Write the data below out again, unchanged.
**** The input ****
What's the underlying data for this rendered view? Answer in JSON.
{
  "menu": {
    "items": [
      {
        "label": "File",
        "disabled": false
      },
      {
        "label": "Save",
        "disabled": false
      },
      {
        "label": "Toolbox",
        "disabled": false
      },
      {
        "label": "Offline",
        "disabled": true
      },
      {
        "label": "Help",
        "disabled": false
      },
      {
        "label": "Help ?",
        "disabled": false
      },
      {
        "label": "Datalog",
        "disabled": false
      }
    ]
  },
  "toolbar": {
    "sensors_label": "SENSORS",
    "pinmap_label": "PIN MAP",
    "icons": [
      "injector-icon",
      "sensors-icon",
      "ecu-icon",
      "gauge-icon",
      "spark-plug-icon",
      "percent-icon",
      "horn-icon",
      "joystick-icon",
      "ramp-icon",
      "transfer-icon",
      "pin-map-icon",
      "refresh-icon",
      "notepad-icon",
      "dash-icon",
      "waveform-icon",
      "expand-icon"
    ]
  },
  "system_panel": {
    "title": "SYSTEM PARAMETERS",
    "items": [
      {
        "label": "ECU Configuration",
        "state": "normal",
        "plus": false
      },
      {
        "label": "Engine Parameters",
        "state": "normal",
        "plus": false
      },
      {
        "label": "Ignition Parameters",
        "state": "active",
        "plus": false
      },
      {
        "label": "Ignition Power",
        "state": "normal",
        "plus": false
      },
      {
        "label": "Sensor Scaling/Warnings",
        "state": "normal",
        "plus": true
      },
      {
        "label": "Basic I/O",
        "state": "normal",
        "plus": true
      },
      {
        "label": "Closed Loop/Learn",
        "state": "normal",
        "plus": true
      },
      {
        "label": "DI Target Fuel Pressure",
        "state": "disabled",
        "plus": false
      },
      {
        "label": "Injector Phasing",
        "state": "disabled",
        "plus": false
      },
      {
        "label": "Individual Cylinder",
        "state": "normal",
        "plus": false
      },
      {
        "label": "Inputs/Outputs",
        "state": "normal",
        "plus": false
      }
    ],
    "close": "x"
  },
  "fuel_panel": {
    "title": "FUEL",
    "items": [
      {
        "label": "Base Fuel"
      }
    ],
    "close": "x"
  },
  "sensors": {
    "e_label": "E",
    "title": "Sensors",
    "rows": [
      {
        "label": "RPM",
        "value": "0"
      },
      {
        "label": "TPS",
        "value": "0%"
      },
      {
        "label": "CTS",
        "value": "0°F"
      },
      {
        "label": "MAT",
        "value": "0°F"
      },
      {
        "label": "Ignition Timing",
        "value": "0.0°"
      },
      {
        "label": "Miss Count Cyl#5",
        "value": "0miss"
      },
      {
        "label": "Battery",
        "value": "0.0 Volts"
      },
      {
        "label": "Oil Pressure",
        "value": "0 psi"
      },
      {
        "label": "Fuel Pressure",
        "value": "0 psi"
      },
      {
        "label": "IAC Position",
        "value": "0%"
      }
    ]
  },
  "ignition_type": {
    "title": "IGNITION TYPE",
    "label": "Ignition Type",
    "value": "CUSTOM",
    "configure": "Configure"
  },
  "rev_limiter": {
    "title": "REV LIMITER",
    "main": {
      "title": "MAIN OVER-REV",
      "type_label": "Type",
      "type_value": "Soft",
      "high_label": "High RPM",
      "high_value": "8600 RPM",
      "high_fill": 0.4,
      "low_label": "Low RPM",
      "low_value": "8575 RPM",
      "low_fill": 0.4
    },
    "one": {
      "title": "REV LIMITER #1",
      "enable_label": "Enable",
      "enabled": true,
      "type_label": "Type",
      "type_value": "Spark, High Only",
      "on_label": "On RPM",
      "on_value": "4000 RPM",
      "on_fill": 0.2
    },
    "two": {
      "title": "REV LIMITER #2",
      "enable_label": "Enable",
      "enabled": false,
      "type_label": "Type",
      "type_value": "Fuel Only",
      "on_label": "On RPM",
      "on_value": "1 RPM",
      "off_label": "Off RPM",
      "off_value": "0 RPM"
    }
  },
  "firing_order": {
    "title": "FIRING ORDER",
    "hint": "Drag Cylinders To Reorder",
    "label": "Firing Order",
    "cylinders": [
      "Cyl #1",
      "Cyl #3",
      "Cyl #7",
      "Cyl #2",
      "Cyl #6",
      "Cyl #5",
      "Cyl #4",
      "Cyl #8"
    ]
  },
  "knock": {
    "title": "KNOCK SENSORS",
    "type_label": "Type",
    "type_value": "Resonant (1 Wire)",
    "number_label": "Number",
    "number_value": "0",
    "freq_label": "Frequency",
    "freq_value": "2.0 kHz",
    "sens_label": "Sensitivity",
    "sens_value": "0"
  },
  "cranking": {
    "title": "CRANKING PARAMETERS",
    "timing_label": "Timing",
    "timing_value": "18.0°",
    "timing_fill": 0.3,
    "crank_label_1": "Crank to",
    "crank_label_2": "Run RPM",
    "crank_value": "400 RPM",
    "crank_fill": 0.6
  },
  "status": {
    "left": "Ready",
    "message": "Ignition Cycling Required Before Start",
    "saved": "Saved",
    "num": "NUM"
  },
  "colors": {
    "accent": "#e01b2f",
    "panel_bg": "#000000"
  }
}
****
#### Result of the exercise:
What's the underlying data for this rendered view? Answer in JSON.
{
  "menu": {
    "items": [
      {
        "label": "File",
        "disabled": false
      },
      {
        "label": "Save",
        "disabled": false
      },
      {
        "label": "Toolbox",
        "disabled": false
      },
      {
        "label": "Offline",
        "disabled": true
      },
      {
        "label": "Help",
        "disabled": false
      },
      {
        "label": "Help ?",
        "disabled": false
      },
      {
        "label": "Datalog",
        "disabled": false
      }
    ]
  },
  "toolbar": {
    "sensors_label": "SENSORS",
    "pinmap_label": "PIN MAP",
    "icons": [
      "injector-icon",
      "sensors-icon",
      "ecu-icon",
      "gauge-icon",
      "spark-plug-icon",
      "percent-icon",
      "horn-icon",
      "joystick-icon",
      "ramp-icon",
      "transfer-icon",
      "pin-map-icon",
      "refresh-icon",
      "notepad-icon",
      "dash-icon",
      "waveform-icon",
      "expand-icon"
    ]
  },
  "system_panel": {
    "title": "SYSTEM PARAMETERS",
    "items": [
      {
        "label": "ECU Configuration",
        "state": "normal",
        "plus": false
      },
      {
        "label": "Engine Parameters",
        "state": "normal",
        "plus": false
      },
      {
        "label": "Ignition Parameters",
        "state": "active",
        "plus": false
      },
      {
        "label": "Ignition Power",
        "state": "normal",
        "plus": false
      },
      {
        "label": "Sensor Scaling/Warnings",
        "state": "normal",
        "plus": true
      },
      {
        "label": "Basic I/O",
        "state": "normal",
        "plus": true
      },
      {
        "label": "Closed Loop/Learn",
        "state": "normal",
        "plus": true
      },
      {
        "label": "DI Target Fuel Pressure",
        "state": "disabled",
        "plus": false
      },
      {
        "label": "Injector Phasing",
        "state": "disabled",
        "plus": false
      },
      {
        "label": "Individual Cylinder",
        "state": "normal",
        "plus": false
      },
      {
        "label": "Inputs/Outputs",
        "state": "normal",
        "plus": false
      }
    ],
    "close": "x"
  },
  "fuel_panel": {
    "title": "FUEL",
    "items": [
      {
        "label": "Base Fuel"
      }
    ],
    "close": "x"
  },
  "sensors": {
    "e_label": "E",
    "title": "Sensors",
    "rows": [
      {
        "label": "RPM",
        "value": "0"
      },
      {
        "label": "TPS",
        "value": "0%"
      },
      {
        "label": "CTS",
        "value": "0°F"
      },
      {
        "label": "MAT",
        "value": "0°F"
      },
      {
        "label": "Ignition Timing",
        "value": "0.0°"
      },
      {
        "label": "Miss Count Cyl#5",
        "value": "0miss"
      },
      {
        "label": "Battery",
        "value": "0.0 Volts"
      },
      {
        "label": "Oil Pressure",
        "value": "0 psi"
      },
      {
        "label": "Fuel Pressure",
        "value": "0 psi"
      },
      {
        "label": "IAC Position",
        "value": "0%"
      }
    ]
  },
  "ignition_type": {
    "title": "IGNITION TYPE",
    "label": "Ignition Type",
    "value": "CUSTOM",
    "configure": "Configure"
  },
  "rev_limiter": {
    "title": "REV LIMITER",
    "main": {
      "title": "MAIN OVER-REV",
      "type_label": "Type",
      "type_value": "Soft",
      "high_label": "High RPM",
      "high_value": "8600 RPM",
      "high_fill": 0.4,
      "low_label": "Low RPM",
      "low_value": "8575 RPM",
      "low_fill": 0.4
    },
    "one": {
      "title": "REV LIMITER #1",
      "enable_label": "Enable",
      "enabled": true,
      "type_label": "Type",
      "type_value": "Spark, High Only",
      "on_label": "On RPM",
      "on_value": "4000 RPM",
      "on_fill": 0.2
    },
    "two": {
      "title": "REV LIMITER #2",
      "enable_label": "Enable",
      "enabled": false,
      "type_label": "Type",
      "type_value": "Fuel Only",
      "on_label": "On RPM",
      "on_value": "1 RPM",
      "off_label": "Off RPM",
      "off_value": "0 RPM"
    }
  },
  "firing_order": {
    "title": "FIRING ORDER",
    "hint": "Drag Cylinders To Reorder",
    "label": "Firing Order",
    "cylinders": [
      "Cyl #1",
      "Cyl #3",
      "Cyl #7",
      "Cyl #2",
      "Cyl #6",
      "Cyl #5",
      "Cyl #4",
      "Cyl #8"
    ]
  },
  "knock": {
    "title": "KNOCK SENSORS",
    "type_label": "Type",
    "type_value": "Resonant (1 Wire)",
    "number_label": "Number",
    "number_value": "0",
    "freq_label": "Frequency",
    "freq_value": "2.0 kHz",
    "sens_label": "Sensitivity",
    "sens_value": "0"
  },
  "cranking": {
    "title": "CRANKING PARAMETERS",
    "timing_label": "Timing",
    "timing_value": "18.0°",
    "timing_fill": 0.3,
    "crank_label_1": "Crank to",
    "crank_label_2": "Run RPM",
    "crank_value": "400 RPM",
    "crank_fill": 0.6
  },
  "status": {
    "left": "Ready",
    "message": "Ignition Cycling Required Before Start",
    "saved": "Saved",
    "num": "NUM"
  },
  "colors": {
    "accent": "#e01b2f",
    "panel_bg": "#000000"
  }
}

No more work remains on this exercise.